The last of Chelsea’s old guard is set to wave goodbye to Stamford Bridge after John Terry yesterday announced he will leave the club at the end of the season.
Arguably England’s greatest ever centre back and still an excellent representation of how young defenders should aspire to play like on the pitch. Take note, John Stones!
If he is to leave, Chelsea are making a big mistake. They need his experience in and around the squad at this time, whether it be in the changing room, in training or even on the pitch. In such a vital stage of transition for Chelsea and considering the uncertainty surrounding future management, the club cannot afford to lose his services in terms of the help he can offer young defenders coming through the academy.
Everyone associated with football, including Terry himself, knows he is more than capable of being a Premier League player for at least two more seasons, as evidenced by a couple of strong displays recently against Manchester United and Arsenal. It seems unthinkable though that he would play anywhere else.
At the moment, there isn’t a centre back at Guus Hiddink’s disposal that is better than Terry, which makes it all the more confusing as to why the club aren’t doing all they can to keep hold of his technical ability and footballing knowledge.
It is all good bringing in defender Matt Miazga from New York Red Bulls, but who is he going to learn from and take advice from at the club? He is only 20 years old and is stepping into a far more advanced league than the MLS, where he has played up until now.
Periods where managers have looked to move the club on without Terry have failed, with a prime example being Andre Villas Boas.
Experience and quality counts, age does not.
Terry played every minute for Chelsea during their title winning campaign last season and remains a pivotal part of the setup.
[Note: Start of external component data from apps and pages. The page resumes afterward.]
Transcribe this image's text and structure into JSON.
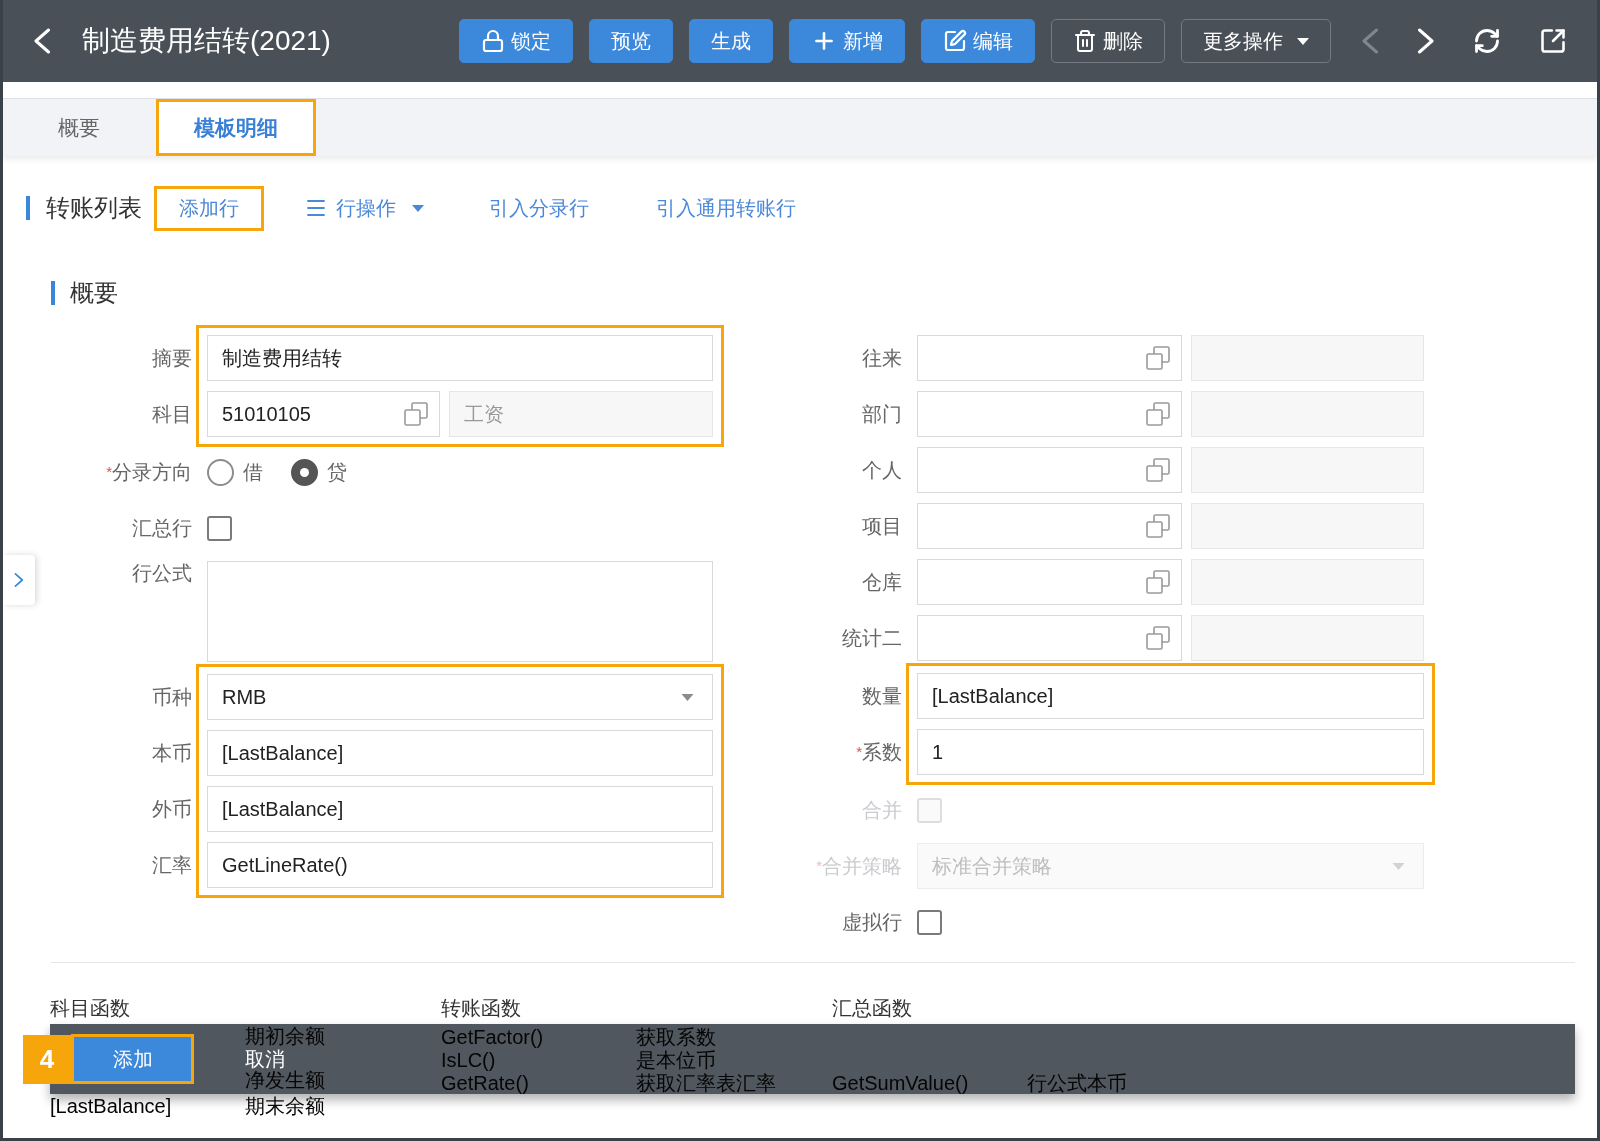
{
  "header": {
    "title": "制造费用结转(2021)",
    "buttons": [
      {
        "label": "锁定",
        "kind": "primary"
      },
      {
        "label": "预览",
        "kind": "primary"
      },
      {
        "label": "生成",
        "kind": "primary"
      },
      {
        "label": "新增",
        "kind": "primary"
      },
      {
        "label": "编辑",
        "kind": "primary"
      },
      {
        "label": "删除",
        "kind": "outline"
      },
      {
        "label": "更多操作",
        "kind": "dropdown"
      }
    ],
    "pager": [
      {
        "kind": "previous",
        "disabled": true
      },
      {
        "kind": "next",
        "disabled": false
      }
    ]
  },
  "tabs": [
    {
      "label": "概要",
      "selected": false,
      "highlighted": false
    },
    {
      "label": "模板明细",
      "selected": true,
      "highlighted": true
    }
  ],
  "toolbar": {
    "title": "转账列表",
    "actions": [
      {
        "label": "添加行",
        "kind": "link",
        "highlighted": true
      },
      {
        "label": "行操作",
        "kind": "menu",
        "highlighted": false
      },
      {
        "label": "引入分录行",
        "kind": "link",
        "highlighted": false
      },
      {
        "label": "引入通用转账行",
        "kind": "link",
        "highlighted": false
      }
    ]
  },
  "section": {
    "title": "概要",
    "left_fields": [
      {
        "kind": "text",
        "label": "摘要",
        "value": "制造费用结转",
        "disabled": false,
        "highlighted": true
      },
      {
        "kind": "lookup",
        "label": "科目",
        "value": "51010105",
        "name_value": "工资",
        "disabled": false,
        "highlighted": true
      },
      {
        "kind": "radio",
        "label": "分录方向",
        "required_mark": "*",
        "options": [
          {
            "label": "借",
            "selected": false
          },
          {
            "label": "贷",
            "selected": true
          }
        ],
        "disabled": false,
        "highlighted": false
      },
      {
        "kind": "checkbox",
        "label": "汇总行",
        "checked": false,
        "disabled": false,
        "highlighted": false
      },
      {
        "kind": "textarea",
        "label": "行公式",
        "disabled": false,
        "highlighted": false
      },
      {
        "kind": "select",
        "label": "币种",
        "value": "RMB",
        "disabled": false,
        "highlighted": true
      },
      {
        "kind": "text",
        "label": "本币",
        "value": "[LastBalance]",
        "disabled": false,
        "highlighted": true
      },
      {
        "kind": "text",
        "label": "外币",
        "value": "[LastBalance]",
        "disabled": false,
        "highlighted": true
      },
      {
        "kind": "text",
        "label": "汇率",
        "value": "GetLineRate()",
        "disabled": false,
        "highlighted": true
      }
    ],
    "right_fields": [
      {
        "kind": "lookup",
        "label": "往来",
        "disabled": false,
        "highlighted": false
      },
      {
        "kind": "lookup",
        "label": "部门",
        "disabled": false,
        "highlighted": false
      },
      {
        "kind": "lookup",
        "label": "个人",
        "disabled": false,
        "highlighted": false
      },
      {
        "kind": "lookup",
        "label": "项目",
        "disabled": false,
        "highlighted": false
      },
      {
        "kind": "lookup",
        "label": "仓库",
        "disabled": false,
        "highlighted": false
      },
      {
        "kind": "lookup",
        "label": "统计二",
        "disabled": false,
        "highlighted": false
      },
      {
        "kind": "text",
        "label": "数量",
        "value": "[LastBalance]",
        "disabled": false,
        "highlighted": true
      },
      {
        "kind": "text",
        "label": "系数",
        "required_mark": "*",
        "value": "1",
        "disabled": false,
        "highlighted": true
      },
      {
        "kind": "checkbox",
        "label": "合并",
        "checked": false,
        "disabled": true,
        "highlighted": false
      },
      {
        "kind": "select",
        "label": "合并策略",
        "required_mark": "*",
        "value": "标准合并策略",
        "disabled": true,
        "highlighted": false
      },
      {
        "kind": "checkbox",
        "label": "虚拟行",
        "checked": false,
        "disabled": false,
        "highlighted": false
      }
    ]
  },
  "functions": {
    "columns": [
      {
        "title": "科目函数",
        "rows": [
          {
            "description": "期初余额"
          },
          {
            "description": "净发生额"
          },
          {
            "name": "[LastBalance]",
            "description": "期末余额"
          }
        ]
      },
      {
        "title": "转账函数",
        "rows": [
          {
            "name": "GetFactor()",
            "description": "获取系数"
          },
          {
            "name": "IsLC()",
            "description": "是本位币"
          },
          {
            "name": "GetRate()",
            "description": "获取汇率表汇率"
          }
        ]
      },
      {
        "title": "汇总函数",
        "rows": [
          null,
          null,
          {
            "name": "GetSumValue()",
            "description": "行公式本币"
          }
        ]
      }
    ]
  },
  "action_bar": {
    "step_badge": "4",
    "buttons": [
      {
        "label": "添加",
        "kind": "primary",
        "highlighted": true
      },
      {
        "label": "取消",
        "kind": "text",
        "highlighted": false
      }
    ]
  }
}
Letting him go could prove costly with such a lack of experience and maturity throughout the rest of the team.
Controversy has never been too distant where the defender is concerned, but it would be unfair for that to overshadow the fact that he is a Premier League great- whether liked or not.
The loyalty and commitment he has shown to his club on the pitch has been admirable, though West Ham fans may not agree after he left Upton Park to join Chelsea.
His aggression and winning mentality has been at the heart of everything Chelsea have achieved over the past decade or so and is the reason why he more often than not worked so well with manager Jose Mourinho and his matching attitude.
Terry’s Premier League record of 40 goals as a defender will take some beating. If he was in the team and fully fit, the feeling was always that you were in for a tough afternoon- at both ends of the pitch. Always a threat in the air from set pieces and always alive in the penalty area to pounce on failed clearances and rebounds. It was like a striker’s instinct he had in the box and a desire to win that drove him to make the most of the chances that fell to him.
Forget his decline this season, he was been the standout Premier League defender for as long as many can remember. There are not many better at defending their near post than Terry, nor are there many with better positional understanding. The top Premier League attacking talents over the years will be wondering just how he so often managed to get the better of them.
The reason being is that he was so good at not putting himself in a position where his lack of pace or agility could be exposed, ensuring he dictated the movement of his opponent rather than the other way around. It is very rare that you would see a team get in behind him with ease and you could bet on him winning ninety percent of the aerial duals he went up for.
The absence of a long term and reliable defensive partner speaks volumes with regards to how important he was. He didn’t have the understanding that Rio Ferdinand and Nemanja Vidic had at Manchester United for periods, however was just as effective on his own most of the time.
He defines solid and stands as the last old fashioned centre half in England’s top tier- no nonsense, tough tackling and intimidating. As an attacker, you could expect no time on the ball if he was marking you. A real nightmare to play against in terms of his work rate and physicality. I speak in past tense, even though he still has a big job to do for his team between now and the end of the season.
Not only has he been a tough and trustworthy defender throughout his career, he has also displayed the way a defender must use the ball at his feet. He has proven he can make long range passes and accurate forward passes through the midfield and has refrained from putting his side in danger when doing so. He never takes too many touches and knows his first job is to clear the ball, which is what the supposed new breed of defenders have to learn.
Everybody wants to be a Gerard Pique. Unless you play for Barcelona where you rarely have to defend like Pique, clearing the ball is your first job. John Terry is a great example of what the likes of John Stones and Chris Smalling must replicate which, again, is why it is so important Chelsea keep him to set the next ‘John Terry’ on the right path.
One of Roman Abramovich’s cheapest but most prized assets at Chelsea. Terry helped his side to the FA Cup crown in 2000 and was named UEFA Defender of the year in 2005, 2008 and 2009 before going on to complete a league and FA Cup double in 2010 and leading his side to Champions League glory against Bayern Munich in 2012.
Chelsea fans will be sad to see the back of him.